To register the changes to (or creation of) a specific file, there are two steps that need to be completed in Git. First, changes need to be moved to a staging area (staged) and then they all files in the changing area are committed. You cannot commit a change without staging first and staging alone does not commit your changes. To move the committed changes to a repo that is different from the clone you are working on (for example, your fork), you will need to do one more step and push the changes to the remote repo:

git add <filename(s)>

where <filename(s)> are the names of the files with changes you want to commit. You can use wildcards, but be careful, because this often results in including files that you did not mean to include.

To register moving or renaming any files:

git mv <old> <new>

where <old> and <new> are the old and new filenames.

To register the deletion of a file:

git rm <filename>

After you have added (staged) all the files that you want to include in a commit, check that what you have is all you want:

git status

This will tell you which files have changed, but have not been staged and also tells you how to unstage files. Note that you do not need to include all the changes you have made in one single commit. It is often most useful if you keep your commits small and very specific, because it makes it easier to undo things if you later decide that a previous code change was not nearly as useful as you once thought.

2. Commit the changes

Now that you have added (or staged) teh changes you want to include, you have to actually commit them to your local repo:

git commit

This will bring up a commit log in your default editor. The list of files whose changes will be committed (i.e. were staged via git add) is shown in the header at the top of the file. If you disagree with this list, exit the editor and add and unstage files as necessary to correct the list. Then try "git commit" again. If satisfied with the list of changed files, add a description of the set of changes (including a brief description of the problem that motivated the changes). Save and exit.

Note: writing good commit messages is essential for making sense of your code changes later. Or perhaps more importantly, for someone else to make sense of your code changes later. Generally, in Git it is recommended to describe the nature of the change in a brief one-liner, then leave a blank line, following by a more detailed description of the changes as necessary. The reason is that some of the tools that let you browse past changes (e.g. git log), use this one-liner to summarize code changes.

Pushing commits to your fork

After committing your changes, you should push them to your fork (which has the alias origin) stored on GitHub. If you don't remember what all your remotes are, simply type (git remote -v):

git push origin <branchname>

where <branchname> is the name of the branch where you made the commits.

Making a pull request

To make your changes visible to other users/developers, your changes must be incorporated into the truth repo. To do this, you must create a pull request on the GitHub server.
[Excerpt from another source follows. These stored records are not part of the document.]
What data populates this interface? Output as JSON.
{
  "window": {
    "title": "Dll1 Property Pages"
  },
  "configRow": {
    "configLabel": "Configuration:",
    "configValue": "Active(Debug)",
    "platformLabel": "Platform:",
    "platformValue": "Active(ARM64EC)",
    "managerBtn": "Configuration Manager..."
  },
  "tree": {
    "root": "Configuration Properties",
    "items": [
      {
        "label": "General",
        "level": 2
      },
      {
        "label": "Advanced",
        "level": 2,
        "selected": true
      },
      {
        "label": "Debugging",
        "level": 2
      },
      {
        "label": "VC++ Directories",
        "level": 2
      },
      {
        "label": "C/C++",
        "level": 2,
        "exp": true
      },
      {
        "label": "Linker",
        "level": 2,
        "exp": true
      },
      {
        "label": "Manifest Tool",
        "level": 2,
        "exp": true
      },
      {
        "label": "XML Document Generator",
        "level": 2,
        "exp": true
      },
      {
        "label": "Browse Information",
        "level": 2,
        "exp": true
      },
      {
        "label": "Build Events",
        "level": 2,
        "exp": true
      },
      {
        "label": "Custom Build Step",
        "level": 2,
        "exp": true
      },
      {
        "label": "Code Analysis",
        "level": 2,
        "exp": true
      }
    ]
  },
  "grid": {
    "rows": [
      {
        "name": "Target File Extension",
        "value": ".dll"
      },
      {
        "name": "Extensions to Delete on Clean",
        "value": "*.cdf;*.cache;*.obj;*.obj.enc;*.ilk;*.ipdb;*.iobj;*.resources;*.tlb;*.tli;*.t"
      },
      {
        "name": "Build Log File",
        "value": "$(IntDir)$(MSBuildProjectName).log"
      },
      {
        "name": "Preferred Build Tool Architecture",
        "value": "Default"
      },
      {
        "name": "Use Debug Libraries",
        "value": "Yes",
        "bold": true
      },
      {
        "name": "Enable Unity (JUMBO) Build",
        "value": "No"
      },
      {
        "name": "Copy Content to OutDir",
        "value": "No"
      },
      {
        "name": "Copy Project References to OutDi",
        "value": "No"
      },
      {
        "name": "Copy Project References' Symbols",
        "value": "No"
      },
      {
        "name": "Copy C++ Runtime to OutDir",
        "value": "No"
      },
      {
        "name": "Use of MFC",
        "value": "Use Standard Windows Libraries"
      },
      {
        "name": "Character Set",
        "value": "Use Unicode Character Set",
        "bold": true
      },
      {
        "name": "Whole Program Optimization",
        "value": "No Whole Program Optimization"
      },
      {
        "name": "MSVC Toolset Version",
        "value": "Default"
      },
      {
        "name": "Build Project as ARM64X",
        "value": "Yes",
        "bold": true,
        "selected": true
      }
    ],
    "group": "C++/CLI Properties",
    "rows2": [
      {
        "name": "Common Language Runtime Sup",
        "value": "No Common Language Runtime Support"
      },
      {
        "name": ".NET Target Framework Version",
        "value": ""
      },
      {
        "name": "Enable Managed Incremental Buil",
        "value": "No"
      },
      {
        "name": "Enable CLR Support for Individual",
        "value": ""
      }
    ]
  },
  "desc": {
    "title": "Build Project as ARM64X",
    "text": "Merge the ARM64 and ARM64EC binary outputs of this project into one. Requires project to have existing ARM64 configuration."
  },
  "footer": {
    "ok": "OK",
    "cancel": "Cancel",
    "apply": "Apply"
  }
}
NOTE: We ask that you perform at least some basic tests on your code before you issue a pull request. Make sure the code compiles and runs for at least the test cases you have been working with. If it is a bug fix, make sure that it actually fixes the bug. If possible, try to make sure that it doesn't create a new bug. We are working on generating some standard tests that everyone can download and run for this purpose; until then, please test the code using your own input files.

The SUMMA administrator and other developers will review your pull request and decide if/how they want to incorporate your changes into the code. They are likely to suggest some changes (code style, content, etc.).

Git workflow

For us to leverage Git to its full potential, we have implemented a Git-oriented workflow. This requires developers to adhere to a few rules regarding branch names and merge requests. A full description of the workflow we use can be found in the document describing the Git workflow for SUMMA.